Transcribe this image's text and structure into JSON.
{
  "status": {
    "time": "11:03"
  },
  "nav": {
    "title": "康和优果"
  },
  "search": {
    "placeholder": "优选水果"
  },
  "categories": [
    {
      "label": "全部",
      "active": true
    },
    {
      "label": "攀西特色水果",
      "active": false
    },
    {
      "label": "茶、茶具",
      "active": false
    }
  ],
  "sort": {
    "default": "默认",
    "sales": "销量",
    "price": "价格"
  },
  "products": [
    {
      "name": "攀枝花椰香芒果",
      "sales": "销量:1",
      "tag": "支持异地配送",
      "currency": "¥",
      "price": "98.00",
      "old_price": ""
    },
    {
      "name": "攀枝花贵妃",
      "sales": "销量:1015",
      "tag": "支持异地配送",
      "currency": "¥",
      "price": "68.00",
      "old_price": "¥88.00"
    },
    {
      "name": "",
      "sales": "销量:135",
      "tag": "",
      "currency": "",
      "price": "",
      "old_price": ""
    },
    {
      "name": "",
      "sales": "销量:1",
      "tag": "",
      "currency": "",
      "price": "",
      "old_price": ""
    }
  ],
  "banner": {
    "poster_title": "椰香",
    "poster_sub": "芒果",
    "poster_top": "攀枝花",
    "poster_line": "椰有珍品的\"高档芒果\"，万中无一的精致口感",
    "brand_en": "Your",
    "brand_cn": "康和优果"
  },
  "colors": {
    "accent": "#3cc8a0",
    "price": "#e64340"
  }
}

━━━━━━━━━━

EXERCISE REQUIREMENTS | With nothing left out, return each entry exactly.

OUTPUT |
Transcribe this image's text and structure into JSON.
{
  "status": {
    "time": "11:03"
  },
  "nav": {
    "title": "康和优果"
  },
  "search": {
    "placeholder": "优选水果"
  },
  "categories": [
    {
      "label": "全部",
      "active": true
    },
    {
      "label": "攀西特色水果",
      "active": false
    },
    {
      "label": "茶、茶具",
      "active": false
    }
  ],
  "sort": {
    "default": "默认",
    "sales": "销量",
    "price": "价格"
  },
  "products": [
    {
      "name": "攀枝花椰香芒果",
      "sales": "销量:1",
      "tag": "支持异地配送",
      "currency": "¥",
      "price": "98.00",
      "old_price": ""
    },
    {
      "name": "攀枝花贵妃",
      "sales": "销量:1015",
      "tag": "支持异地配送",
      "currency": "¥",
      "price": "68.00",
      "old_price": "¥88.00"
    },
    {
      "name": "",
      "sales": "销量:135",
      "tag": "",
      "currency": "",
      "price": "",
      "old_price": ""
    },
    {
      "name": "",
      "sales": "销量:1",
      "tag": "",
      "currency": "",
      "price": "",
      "old_price": ""
    }
  ],
  "banner": {
    "poster_title": "椰香",
    "poster_sub": "芒果",
    "poster_top": "攀枝花",
    "poster_line": "椰有珍品的\"高档芒果\"，万中无一的精致口感",
    "brand_en": "Your",
    "brand_cn": "康和优果"
  },
  "colors": {
    "accent": "#3cc8a0",
    "price": "#e64340"
  }
}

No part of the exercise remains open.